_WHAT TO DO_: Return each line of the records holding the string "this".

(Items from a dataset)
=======
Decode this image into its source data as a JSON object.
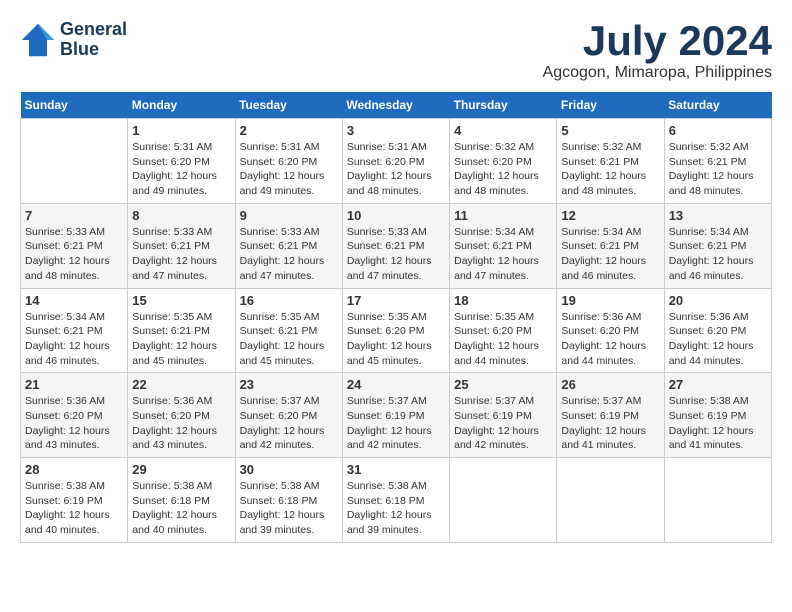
{
  "header": {
    "logo_line1": "General",
    "logo_line2": "Blue",
    "month_title": "July 2024",
    "location": "Agcogon, Mimaropa, Philippines"
  },
  "calendar": {
    "days_of_week": [
      "Sunday",
      "Monday",
      "Tuesday",
      "Wednesday",
      "Thursday",
      "Friday",
      "Saturday"
    ],
    "weeks": [
      [
        {
          "day": "",
          "info": ""
        },
        {
          "day": "1",
          "info": "Sunrise: 5:31 AM\nSunset: 6:20 PM\nDaylight: 12 hours and 49 minutes."
        },
        {
          "day": "2",
          "info": "Sunrise: 5:31 AM\nSunset: 6:20 PM\nDaylight: 12 hours and 49 minutes."
        },
        {
          "day": "3",
          "info": "Sunrise: 5:31 AM\nSunset: 6:20 PM\nDaylight: 12 hours and 48 minutes."
        },
        {
          "day": "4",
          "info": "Sunrise: 5:32 AM\nSunset: 6:20 PM\nDaylight: 12 hours and 48 minutes."
        },
        {
          "day": "5",
          "info": "Sunrise: 5:32 AM\nSunset: 6:21 PM\nDaylight: 12 hours and 48 minutes."
        },
        {
          "day": "6",
          "info": "Sunrise: 5:32 AM\nSunset: 6:21 PM\nDaylight: 12 hours and 48 minutes."
        }
      ],
      [
        {
          "day": "7",
          "info": "Sunrise: 5:33 AM\nSunset: 6:21 PM\nDaylight: 12 hours and 48 minutes."
        },
        {
          "day": "8",
          "info": "Sunrise: 5:33 AM\nSunset: 6:21 PM\nDaylight: 12 hours and 47 minutes."
        },
        {
          "day": "9",
          "info": "Sunrise: 5:33 AM\nSunset: 6:21 PM\nDaylight: 12 hours and 47 minutes."
        },
        {
          "day": "10",
          "info": "Sunrise: 5:33 AM\nSunset: 6:21 PM\nDaylight: 12 hours and 47 minutes."
        },
        {
          "day": "11",
          "info": "Sunrise: 5:34 AM\nSunset: 6:21 PM\nDaylight: 12 hours and 47 minutes."
        },
        {
          "day": "12",
          "info": "Sunrise: 5:34 AM\nSunset: 6:21 PM\nDaylight: 12 hours and 46 minutes."
        },
        {
          "day": "13",
          "info": "Sunrise: 5:34 AM\nSunset: 6:21 PM\nDaylight: 12 hours and 46 minutes."
        }
      ],
      [
        {
          "day": "14",
          "info": "Sunrise: 5:34 AM\nSunset: 6:21 PM\nDaylight: 12 hours and 46 minutes."
        },
        {
          "day": "15",
          "info": "Sunrise: 5:35 AM\nSunset: 6:21 PM\nDaylight: 12 hours and 45 minutes."
        },
        {
          "day": "16",
          "info": "Sunrise: 5:35 AM\nSunset: 6:21 PM\nDaylight: 12 hours and 45 minutes."
        },
        {
          "day": "17",
          "info": "Sunrise: 5:35 AM\nSunset: 6:20 PM\nDaylight: 12 hours and 45 minutes."
        },
        {
          "day": "18",
          "info": "Sunrise: 5:35 AM\nSunset: 6:20 PM\nDaylight: 12 hours and 44 minutes."
        },
        {
          "day": "19",
          "info": "Sunrise: 5:36 AM\nSunset: 6:20 PM\nDaylight: 12 hours and 44 minutes."
        },
        {
          "day": "20",
          "info": "Sunrise: 5:36 AM\nSunset: 6:20 PM\nDaylight: 12 hours and 44 minutes."
        }
      ],
      [
        {
          "day": "21",
          "info": "Sunrise: 5:36 AM\nSunset: 6:20 PM\nDaylight: 12 hours and 43 minutes."
        },
        {
          "day": "22",
          "info": "Sunrise: 5:36 AM\nSunset: 6:20 PM\nDaylight: 12 hours and 43 minutes."
        },
        {
          "day": "23",
          "info": "Sunrise: 5:37 AM\nSunset: 6:20 PM\nDaylight: 12 hours and 42 minutes."
        },
        {
          "day": "24",
          "info": "Sunrise: 5:37 AM\nSunset: 6:19 PM\nDaylight: 12 hours and 42 minutes."
        },
        {
          "day": "25",
          "info": "Sunrise: 5:37 AM\nSunset: 6:19 PM\nDaylight: 12 hours and 42 minutes."
        },
        {
          "day": "26",
          "info": "Sunrise: 5:37 AM\nSunset: 6:19 PM\nDaylight: 12 hours and 41 minutes."
        },
        {
          "day": "27",
          "info": "Sunrise: 5:38 AM\nSunset: 6:19 PM\nDaylight: 12 hours and 41 minutes."
        }
      ],
      [
        {
          "day": "28",
          "info": "Sunrise: 5:38 AM\nSunset: 6:19 PM\nDaylight: 12 hours and 40 minutes."
        },
        {
          "day": "29",
          "info": "Sunrise: 5:38 AM\nSunset: 6:18 PM\nDaylight: 12 hours and 40 minutes."
        },
        {
          "day": "30",
          "info": "Sunrise: 5:38 AM\nSunset: 6:18 PM\nDaylight: 12 hours and 39 minutes."
        },
        {
          "day": "31",
          "info": "Sunrise: 5:38 AM\nSunset: 6:18 PM\nDaylight: 12 hours and 39 minutes."
        },
        {
          "day": "",
          "info": ""
        },
        {
          "day": "",
          "info": ""
        },
        {
          "day": "",
          "info": ""
        }
      ]
    ]
  }
}
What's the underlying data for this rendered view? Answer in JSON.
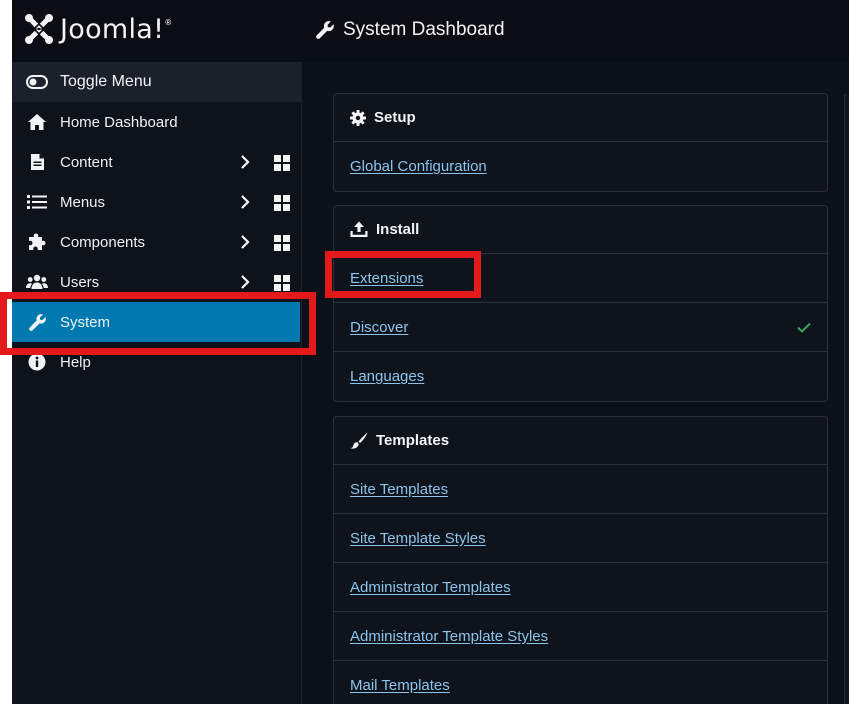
{
  "header": {
    "logo_text": "Joomla!",
    "logo_mark": "®",
    "page_title": "System Dashboard"
  },
  "sidebar": {
    "toggle_label": "Toggle Menu",
    "items": [
      {
        "label": "Home Dashboard",
        "icon": "home-icon"
      },
      {
        "label": "Content",
        "icon": "file-icon",
        "has_children": true
      },
      {
        "label": "Menus",
        "icon": "list-icon",
        "has_children": true
      },
      {
        "label": "Components",
        "icon": "puzzle-icon",
        "has_children": true
      },
      {
        "label": "Users",
        "icon": "users-icon",
        "has_children": true
      },
      {
        "label": "System",
        "icon": "wrench-icon",
        "active": true
      },
      {
        "label": "Help",
        "icon": "info-icon"
      }
    ]
  },
  "cards": {
    "setup": {
      "title": "Setup",
      "icon": "gear-icon",
      "links": [
        "Global Configuration"
      ]
    },
    "install": {
      "title": "Install",
      "icon": "upload-icon",
      "links": [
        "Extensions",
        "Discover",
        "Languages"
      ]
    },
    "templates": {
      "title": "Templates",
      "icon": "brush-icon",
      "links": [
        "Site Templates",
        "Site Template Styles",
        "Administrator Templates",
        "Administrator Template Styles",
        "Mail Templates"
      ]
    }
  },
  "colors": {
    "active": "#0079b0",
    "link": "#8cc4ec",
    "highlight": "#e3191b",
    "check": "#3aa55a"
  }
}
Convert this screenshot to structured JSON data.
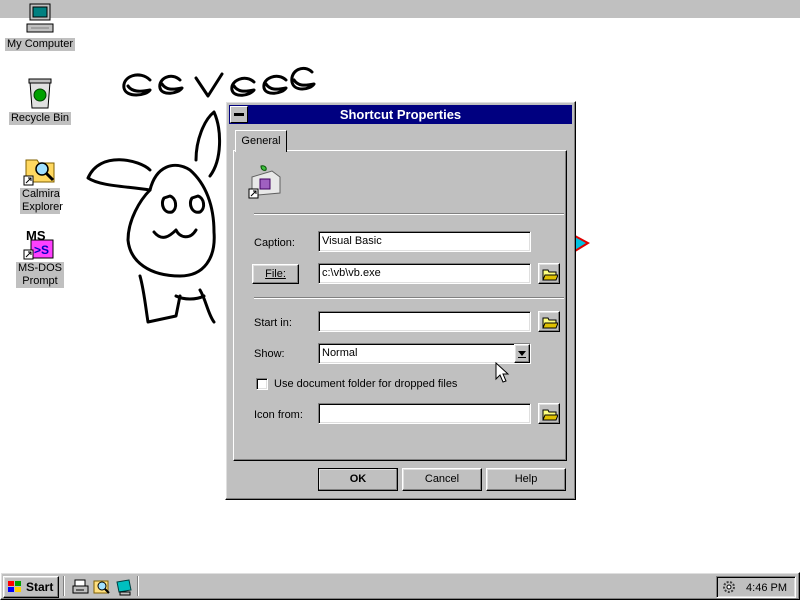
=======
_EXERCISE ANSWER_:
Decode this image into its source data as a JSON object.
What's the underlying data for this rendered view? Answer in JSON.
Convert this screenshot to structured JSON data.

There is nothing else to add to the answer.